After spending 5-6 months  in the nursery,  when their development is concluded, in November, rooted cuttings are uprooted, after the falling of the leaves and when the shoots are well lignified.  About a month before uprooting rooted cuttings , the mulch is removed because otherwise it would get in the way during operations. A few days before uprooting, special pre-pruning machines are used to trim the vegetation up to 5-6 cm, so that they can be easily harvested and stored in cold rooms. This is done with the help of a special machine called excavator, which consists of a plough that brings to the surface a large clump containing the roots of cuttings,  then the rooted cuttings are caught between two rotating belts while simultaneously a whisk smashes the clump, leaving the cuttings suspended in the air with bare roots, collected in bundles of 50-100 pieces and automatically tied. Then, they are placed on metal pallets to facilitate handling and transport and stored in cold rooms.


The selection is maybe  the most delicate moment of the whole nursery production chain. Cuttings are selected by qualified operators by exerting pressure on the grafting point, and then visually inspected  to assess their vigour and the root distribution, thus dividing them into  first and second choice cuttings. First choice vine rooted cuttings are characterised by a good strength and uniform development and distribution of the roots, usually three well-developed and well-spaced roots. The only exception is the 420  rootstock, which may have even just 2 diametrically opposite roots, while second choice cuttings have less developed or poorly distributed  roots.
When selecting them, rooted cuttings are collected in bunches of 25 vines, covered with a layer of green paraffin, labelled, and  tied with special bands. The root is shortened to about 15 cm, so that rooted cuttings can be stored in boxes and planted in the vineyard by mechanical means.
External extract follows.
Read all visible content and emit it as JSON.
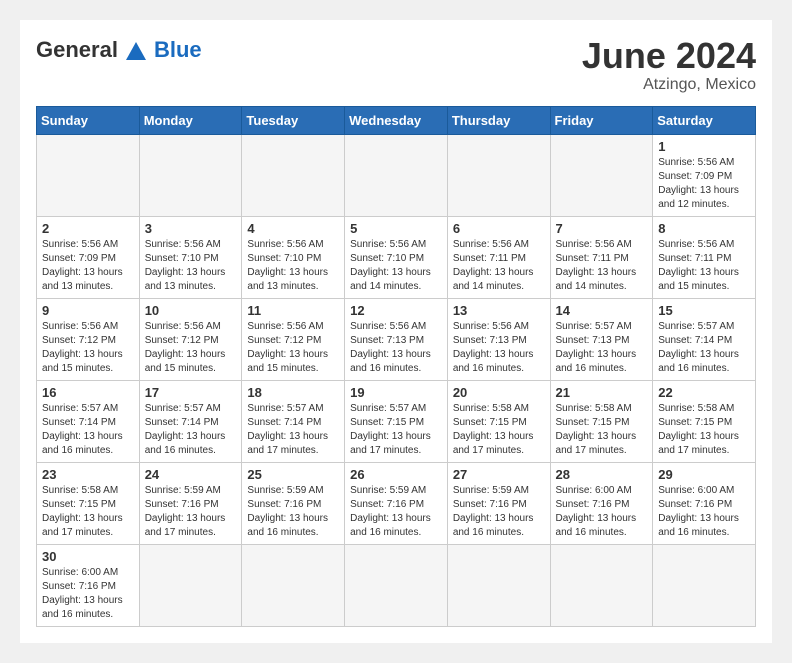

The bunches are then placed inside a nylon bag in a cardboard box which may contain 300 to 400 plants Then the boxes are placed in a cold room at a temperature of 2-3 °C so that  rooted cuttings  can be planted after winter.